Data records for software interfaces

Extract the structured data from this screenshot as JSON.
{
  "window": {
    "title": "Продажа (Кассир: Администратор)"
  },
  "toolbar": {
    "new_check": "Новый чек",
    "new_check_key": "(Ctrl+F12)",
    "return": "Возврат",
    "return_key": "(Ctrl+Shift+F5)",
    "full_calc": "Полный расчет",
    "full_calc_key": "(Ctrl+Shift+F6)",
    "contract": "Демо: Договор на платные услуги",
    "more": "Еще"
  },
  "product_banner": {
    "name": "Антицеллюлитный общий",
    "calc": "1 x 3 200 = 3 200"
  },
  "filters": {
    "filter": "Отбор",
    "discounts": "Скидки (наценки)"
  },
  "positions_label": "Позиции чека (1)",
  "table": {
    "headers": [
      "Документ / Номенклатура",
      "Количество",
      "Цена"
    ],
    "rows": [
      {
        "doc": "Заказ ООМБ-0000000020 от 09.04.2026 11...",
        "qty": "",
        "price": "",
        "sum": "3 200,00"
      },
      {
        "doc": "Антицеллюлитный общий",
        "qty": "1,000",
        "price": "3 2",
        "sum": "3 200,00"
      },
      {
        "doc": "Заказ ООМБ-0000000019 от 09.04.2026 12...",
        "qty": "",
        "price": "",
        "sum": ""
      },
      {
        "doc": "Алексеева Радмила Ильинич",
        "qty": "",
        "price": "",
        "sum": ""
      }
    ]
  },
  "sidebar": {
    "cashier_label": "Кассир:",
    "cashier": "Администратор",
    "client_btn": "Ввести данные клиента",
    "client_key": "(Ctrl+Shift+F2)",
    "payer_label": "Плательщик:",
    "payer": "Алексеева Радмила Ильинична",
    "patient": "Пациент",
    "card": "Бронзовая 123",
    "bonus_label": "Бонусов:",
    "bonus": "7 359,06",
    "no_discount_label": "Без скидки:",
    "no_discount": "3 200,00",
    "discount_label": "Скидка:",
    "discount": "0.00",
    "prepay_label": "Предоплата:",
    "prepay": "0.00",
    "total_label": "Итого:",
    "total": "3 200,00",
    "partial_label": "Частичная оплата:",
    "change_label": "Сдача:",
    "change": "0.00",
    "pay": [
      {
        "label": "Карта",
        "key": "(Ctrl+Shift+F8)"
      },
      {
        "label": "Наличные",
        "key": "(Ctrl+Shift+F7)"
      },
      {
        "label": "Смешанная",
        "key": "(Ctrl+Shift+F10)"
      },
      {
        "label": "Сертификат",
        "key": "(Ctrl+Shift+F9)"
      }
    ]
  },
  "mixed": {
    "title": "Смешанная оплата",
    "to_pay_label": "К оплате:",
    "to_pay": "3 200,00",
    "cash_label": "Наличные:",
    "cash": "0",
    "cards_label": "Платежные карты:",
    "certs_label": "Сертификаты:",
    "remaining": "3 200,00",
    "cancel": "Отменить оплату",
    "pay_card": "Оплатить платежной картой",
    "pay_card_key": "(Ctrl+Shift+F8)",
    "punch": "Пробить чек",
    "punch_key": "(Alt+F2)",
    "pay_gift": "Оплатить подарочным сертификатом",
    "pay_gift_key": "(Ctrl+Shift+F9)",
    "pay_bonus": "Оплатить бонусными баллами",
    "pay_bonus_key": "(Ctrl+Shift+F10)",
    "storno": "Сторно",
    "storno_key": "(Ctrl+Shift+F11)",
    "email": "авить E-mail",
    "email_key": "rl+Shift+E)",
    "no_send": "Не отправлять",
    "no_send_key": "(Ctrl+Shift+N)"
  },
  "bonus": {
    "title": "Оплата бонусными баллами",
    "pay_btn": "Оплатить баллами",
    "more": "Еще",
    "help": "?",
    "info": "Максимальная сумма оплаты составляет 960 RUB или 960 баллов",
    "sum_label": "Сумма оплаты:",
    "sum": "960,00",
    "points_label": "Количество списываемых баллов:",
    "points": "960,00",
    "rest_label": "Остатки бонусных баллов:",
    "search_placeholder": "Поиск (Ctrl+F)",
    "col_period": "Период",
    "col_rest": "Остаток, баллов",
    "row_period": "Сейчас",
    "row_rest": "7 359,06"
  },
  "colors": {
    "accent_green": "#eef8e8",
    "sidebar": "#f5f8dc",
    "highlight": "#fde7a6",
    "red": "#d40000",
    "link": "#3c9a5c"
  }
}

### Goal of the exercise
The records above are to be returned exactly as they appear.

### Exercise result
Extract the structured data from this screenshot as JSON.
{
  "window": {
    "title": "Продажа (Кассир: Администратор)"
  },
  "toolbar": {
    "new_check": "Новый чек",
    "new_check_key": "(Ctrl+F12)",
    "return": "Возврат",
    "return_key": "(Ctrl+Shift+F5)",
    "full_calc": "Полный расчет",
    "full_calc_key": "(Ctrl+Shift+F6)",
    "contract": "Демо: Договор на платные услуги",
    "more": "Еще"
  },
  "product_banner": {
    "name": "Антицеллюлитный общий",
    "calc": "1 x 3 200 = 3 200"
  },
  "filters": {
    "filter": "Отбор",
    "discounts": "Скидки (наценки)"
  },
  "positions_label": "Позиции чека (1)",
  "table": {
    "headers": [
      "Документ / Номенклатура",
      "Количество",
      "Цена"
    ],
    "rows": [
      {
        "doc": "Заказ ООМБ-0000000020 от 09.04.2026 11...",
        "qty": "",
        "price": "",
        "sum": "3 200,00"
      },
      {
        "doc": "Антицеллюлитный общий",
        "qty": "1,000",
        "price": "3 2",
        "sum": "3 200,00"
      },
      {
        "doc": "Заказ ООМБ-0000000019 от 09.04.2026 12...",
        "qty": "",
        "price": "",
        "sum": ""
      },
      {
        "doc": "Алексеева Радмила Ильинич",
        "qty": "",
        "price": "",
        "sum": ""
      }
    ]
  },
  "sidebar": {
    "cashier_label": "Кассир:",
    "cashier": "Администратор",
    "client_btn": "Ввести данные клиента",
    "client_key": "(Ctrl+Shift+F2)",
    "payer_label": "Плательщик:",
    "payer": "Алексеева Радмила Ильинична",
    "patient": "Пациент",
    "card": "Бронзовая 123",
    "bonus_label": "Бонусов:",
    "bonus": "7 359,06",
    "no_discount_label": "Без скидки:",
    "no_discount": "3 200,00",
    "discount_label": "Скидка:",
    "discount": "0.00",
    "prepay_label": "Предоплата:",
    "prepay": "0.00",
    "total_label": "Итого:",
    "total": "3 200,00",
    "partial_label": "Частичная оплата:",
    "change_label": "Сдача:",
    "change": "0.00",
    "pay": [
      {
        "label": "Карта",
        "key": "(Ctrl+Shift+F8)"
      },
      {
        "label": "Наличные",
        "key": "(Ctrl+Shift+F7)"
      },
      {
        "label": "Смешанная",
        "key": "(Ctrl+Shift+F10)"
      },
      {
        "label": "Сертификат",
        "key": "(Ctrl+Shift+F9)"
      }
    ]
  },
  "mixed": {
    "title": "Смешанная оплата",
    "to_pay_label": "К оплате:",
    "to_pay": "3 200,00",
    "cash_label": "Наличные:",
    "cash": "0",
    "cards_label": "Платежные карты:",
    "certs_label": "Сертификаты:",
    "remaining": "3 200,00",
    "cancel": "Отменить оплату",
    "pay_card": "Оплатить платежной картой",
    "pay_card_key": "(Ctrl+Shift+F8)",
    "punch": "Пробить чек",
    "punch_key": "(Alt+F2)",
    "pay_gift": "Оплатить подарочным сертификатом",
    "pay_gift_key": "(Ctrl+Shift+F9)",
    "pay_bonus": "Оплатить бонусными баллами",
    "pay_bonus_key": "(Ctrl+Shift+F10)",
    "storno": "Сторно",
    "storno_key": "(Ctrl+Shift+F11)",
    "email": "авить E-mail",
    "email_key": "rl+Shift+E)",
    "no_send": "Не отправлять",
    "no_send_key": "(Ctrl+Shift+N)"
  },
  "bonus": {
    "title": "Оплата бонусными баллами",
    "pay_btn": "Оплатить баллами",
    "more": "Еще",
    "help": "?",
    "info": "Максимальная сумма оплаты составляет 960 RUB или 960 баллов",
    "sum_label": "Сумма оплаты:",
    "sum": "960,00",
    "points_label": "Количество списываемых баллов:",
    "points": "960,00",
    "rest_label": "Остатки бонусных баллов:",
    "search_placeholder": "Поиск (Ctrl+F)",
    "col_period": "Период",
    "col_rest": "Остаток, баллов",
    "row_period": "Сейчас",
    "row_rest": "7 359,06"
  },
  "colors": {
    "accent_green": "#eef8e8",
    "sidebar": "#f5f8dc",
    "highlight": "#fde7a6",
    "red": "#d40000",
    "link": "#3c9a5c"
  }
}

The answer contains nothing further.